Commentary by Elizabeth Morse
Prosecco is a white sparkling wine made from Glera grapes in the Veneto region of Italy. While it bubbles like Champagne, the method used to make Prosecco is more affordable, which is passed along to you, the consumer. Because the wines are aged in large tanks, Prosecco bubbles are lighter and less intense than Champagne. They could even be considered “frothy.”
Prosecco is fruity and not terribly dry, which makes it a great match for spicy Asian dishes, fresh fish (think sushi) and fruity, summery foods like melon and berries. Give it a whirl with cured meats, too. A cold glass with spicy cappacuolo ham or prosciutto is a thing of beauty on a hot summer evening.
I personally enjoy the drier styles, but La Marca Prosecco is presently the nation’s leading seller. Although it is sweetish, it offers the delicious aromas of apples but tastes like white peaches and honeysuckle. It’s available pretty much everywhere for about $12 per bottle. The bottle itself has a pretty blue label that looks elegant on a table.

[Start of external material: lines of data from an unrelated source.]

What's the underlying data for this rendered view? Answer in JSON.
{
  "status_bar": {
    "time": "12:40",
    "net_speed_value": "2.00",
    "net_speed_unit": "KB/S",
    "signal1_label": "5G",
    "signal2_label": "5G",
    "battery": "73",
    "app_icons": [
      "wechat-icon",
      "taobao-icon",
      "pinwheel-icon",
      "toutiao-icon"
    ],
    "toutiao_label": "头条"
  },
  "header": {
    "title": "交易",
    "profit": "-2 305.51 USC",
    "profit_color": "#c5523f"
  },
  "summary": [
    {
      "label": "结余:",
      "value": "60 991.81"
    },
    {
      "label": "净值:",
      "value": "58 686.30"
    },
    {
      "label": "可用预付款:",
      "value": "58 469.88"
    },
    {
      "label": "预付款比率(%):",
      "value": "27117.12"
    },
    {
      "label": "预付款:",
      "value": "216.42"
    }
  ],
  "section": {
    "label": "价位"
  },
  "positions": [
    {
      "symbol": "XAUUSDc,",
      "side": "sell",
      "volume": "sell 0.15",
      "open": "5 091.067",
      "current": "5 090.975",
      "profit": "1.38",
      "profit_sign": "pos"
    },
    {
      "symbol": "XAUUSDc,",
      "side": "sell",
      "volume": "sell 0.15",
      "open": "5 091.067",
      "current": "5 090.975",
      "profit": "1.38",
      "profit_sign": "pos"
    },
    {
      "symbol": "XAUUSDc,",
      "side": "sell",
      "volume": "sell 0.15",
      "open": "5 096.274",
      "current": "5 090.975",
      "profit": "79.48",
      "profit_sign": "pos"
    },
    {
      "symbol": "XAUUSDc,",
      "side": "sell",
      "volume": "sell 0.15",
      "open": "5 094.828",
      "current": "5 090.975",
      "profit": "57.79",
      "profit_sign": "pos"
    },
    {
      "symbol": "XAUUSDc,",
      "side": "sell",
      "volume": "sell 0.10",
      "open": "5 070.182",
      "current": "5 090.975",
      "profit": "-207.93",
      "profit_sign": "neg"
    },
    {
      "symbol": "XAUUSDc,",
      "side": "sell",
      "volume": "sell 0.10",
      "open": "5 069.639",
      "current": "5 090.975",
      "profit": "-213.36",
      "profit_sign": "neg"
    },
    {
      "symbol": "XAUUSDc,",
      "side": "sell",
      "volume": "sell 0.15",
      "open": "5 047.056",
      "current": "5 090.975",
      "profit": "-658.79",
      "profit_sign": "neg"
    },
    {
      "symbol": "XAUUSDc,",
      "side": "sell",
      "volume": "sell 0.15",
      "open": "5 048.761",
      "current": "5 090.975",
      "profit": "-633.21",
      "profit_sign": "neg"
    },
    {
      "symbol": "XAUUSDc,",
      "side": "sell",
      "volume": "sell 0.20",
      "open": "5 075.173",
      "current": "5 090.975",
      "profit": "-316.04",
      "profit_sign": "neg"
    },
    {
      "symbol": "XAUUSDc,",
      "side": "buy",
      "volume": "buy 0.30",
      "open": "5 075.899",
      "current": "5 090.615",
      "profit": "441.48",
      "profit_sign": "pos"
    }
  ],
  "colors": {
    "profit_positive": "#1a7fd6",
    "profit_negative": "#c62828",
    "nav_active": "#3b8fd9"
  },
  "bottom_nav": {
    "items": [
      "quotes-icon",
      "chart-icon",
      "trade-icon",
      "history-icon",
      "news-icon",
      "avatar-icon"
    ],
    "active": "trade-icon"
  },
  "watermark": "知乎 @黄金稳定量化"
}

Nino Franco, Rustico Valdobbiadene Prosecco Superiore DOCG ($16-ish) is pretty close to perfect. It doesn’t break the bank, has a pretty, bright straw color and fruity, flowery tastes. A feminine style, with a delicate and soft texture. Dry.
And finally, my choice for a splurge bottle: Bottega Gold, Prosecco DOC Spumante Brut will set you back about $30. The bright golden-colored wine has tons of very fine bubbles. On the nose, you get a lovely, flowery perfume (think wisteria and acacia) with a bit of spice. A lively wine that tastes like a mouthful of green apples. Oh, and the bottle itself is a stunner. All gold. Saluti! (that’s “cheers!” in Italian).
Elizabeth Morse owned the Corner Wine Bar in Broad Ripple for nearly 20 years. She is a graduate of IU, a Hoosier chef, food writer, wine guru and Hamilton County Master Gardener who believes in supporting all things local. Morse has been a resident of Hamilton County for more than a decade. Check out her blog: schlepicurean.com